CHARLESTON, W.Va. — The majority leader in the state Senate is promising quick action from lawmakers on a law change that would let law enforcement officers more easily punish those who fail to stop for school buses as required by law.
“We want to make darn sure with our laws that they have complete authority to utilize that information to save children’s lives. That’s our whole focus,” Senate Majority Leader Mitch Carmichael (R-Jackson, 04) said during an interview with WMOV Radio, a MetroNews affiliate station in Ravenswood.
Last week, transportation officials with the Kanawha County Board of Education released video from a school bus camera that showed two young students and a parent nearly being hit in the Cross Lanes area while trying to cross a road to get to a school bus.
That bus was fully stopped with lights flashing and a stop sign extended, as shown in the video, but drivers of at least two vehicles did not heed the warnings.
Those driving through a bus stop in West Virginia can face fines of between $150 and $500 and also the possibility of jail time for a first offense.
WSAZ Television in Charleston reported that, as the law stands now, capturing a license plate is not enough, though, to hold someone responsible for passing a stopped school bus.
The driver of the vehicle must be clearly identified to pursue criminal charges and that identification is one that cannot be made through plates alone.
School officials in Kanawha County were calling for changes after close calls for students either boarding or exiting school buses at the start of the new school year.
Carmichael said a license plate should be sufficient and he was pledging quick action to make the law fix.
“As a result of this incident, we found another area that we can enhance the protection of our children and we’re going to make every effort to put this in place to ensure that these video cameras that we’ve equipped our school buses, for safety purposes, can also be utilized to apprehend and prevent motorists from passing stopped school buses,” he said.
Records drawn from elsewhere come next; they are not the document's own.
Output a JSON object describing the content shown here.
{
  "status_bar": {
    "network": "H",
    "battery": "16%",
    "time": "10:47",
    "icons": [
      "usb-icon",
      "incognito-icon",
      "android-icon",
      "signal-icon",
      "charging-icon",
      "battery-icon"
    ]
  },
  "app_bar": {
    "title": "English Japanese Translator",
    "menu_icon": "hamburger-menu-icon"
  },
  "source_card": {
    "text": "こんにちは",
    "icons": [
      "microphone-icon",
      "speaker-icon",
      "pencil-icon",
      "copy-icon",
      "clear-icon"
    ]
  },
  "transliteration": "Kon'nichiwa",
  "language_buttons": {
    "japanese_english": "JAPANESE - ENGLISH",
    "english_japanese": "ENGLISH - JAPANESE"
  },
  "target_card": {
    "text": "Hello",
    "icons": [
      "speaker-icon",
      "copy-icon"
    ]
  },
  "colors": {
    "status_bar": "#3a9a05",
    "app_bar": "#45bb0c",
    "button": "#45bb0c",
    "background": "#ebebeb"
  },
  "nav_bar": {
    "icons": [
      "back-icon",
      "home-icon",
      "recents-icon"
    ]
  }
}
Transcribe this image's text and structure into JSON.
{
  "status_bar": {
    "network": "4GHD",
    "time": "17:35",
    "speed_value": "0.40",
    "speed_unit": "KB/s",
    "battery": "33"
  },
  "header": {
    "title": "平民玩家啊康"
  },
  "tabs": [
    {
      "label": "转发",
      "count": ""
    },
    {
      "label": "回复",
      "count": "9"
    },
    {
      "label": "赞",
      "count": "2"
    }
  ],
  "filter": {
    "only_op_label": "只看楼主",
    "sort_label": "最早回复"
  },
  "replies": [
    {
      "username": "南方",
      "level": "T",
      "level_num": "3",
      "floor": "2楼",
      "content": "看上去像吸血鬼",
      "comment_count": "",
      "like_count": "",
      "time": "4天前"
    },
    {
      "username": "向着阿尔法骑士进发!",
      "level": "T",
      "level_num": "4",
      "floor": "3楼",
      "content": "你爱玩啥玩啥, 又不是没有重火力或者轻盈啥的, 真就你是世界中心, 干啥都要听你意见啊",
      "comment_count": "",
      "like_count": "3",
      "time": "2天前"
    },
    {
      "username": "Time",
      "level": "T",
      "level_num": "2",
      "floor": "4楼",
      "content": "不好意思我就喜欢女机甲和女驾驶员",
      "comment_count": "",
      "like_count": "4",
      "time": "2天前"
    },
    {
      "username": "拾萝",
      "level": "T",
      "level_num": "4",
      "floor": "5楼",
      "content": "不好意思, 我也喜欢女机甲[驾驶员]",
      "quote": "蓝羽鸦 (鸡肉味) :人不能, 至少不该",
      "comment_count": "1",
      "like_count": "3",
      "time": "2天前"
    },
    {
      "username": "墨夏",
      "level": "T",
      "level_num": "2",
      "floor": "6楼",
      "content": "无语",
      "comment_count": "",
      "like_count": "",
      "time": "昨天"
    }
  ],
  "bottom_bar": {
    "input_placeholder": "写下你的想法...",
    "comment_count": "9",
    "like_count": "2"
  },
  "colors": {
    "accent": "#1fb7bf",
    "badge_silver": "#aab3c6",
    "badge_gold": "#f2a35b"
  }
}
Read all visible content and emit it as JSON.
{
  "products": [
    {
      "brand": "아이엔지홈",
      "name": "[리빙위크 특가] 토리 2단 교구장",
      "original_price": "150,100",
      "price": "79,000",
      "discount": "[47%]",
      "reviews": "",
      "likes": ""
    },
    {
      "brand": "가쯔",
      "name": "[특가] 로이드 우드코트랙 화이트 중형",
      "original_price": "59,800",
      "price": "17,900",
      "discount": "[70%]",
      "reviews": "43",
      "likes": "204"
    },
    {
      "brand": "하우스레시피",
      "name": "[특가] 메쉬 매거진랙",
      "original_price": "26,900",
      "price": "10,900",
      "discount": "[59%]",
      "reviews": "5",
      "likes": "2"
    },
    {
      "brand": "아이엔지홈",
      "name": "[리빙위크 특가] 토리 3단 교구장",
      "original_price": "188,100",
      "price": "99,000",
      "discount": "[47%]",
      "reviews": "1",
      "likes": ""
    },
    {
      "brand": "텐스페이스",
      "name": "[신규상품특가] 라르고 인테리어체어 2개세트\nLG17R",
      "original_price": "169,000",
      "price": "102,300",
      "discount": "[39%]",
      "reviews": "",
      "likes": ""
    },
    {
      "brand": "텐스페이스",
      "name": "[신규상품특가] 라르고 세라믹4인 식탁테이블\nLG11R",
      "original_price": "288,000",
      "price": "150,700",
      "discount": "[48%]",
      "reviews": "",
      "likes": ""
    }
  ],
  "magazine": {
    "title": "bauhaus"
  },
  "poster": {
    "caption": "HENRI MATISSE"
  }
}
“We’re going to act on it post-haste.”
The 2016 Regular Legislative Session begins in January.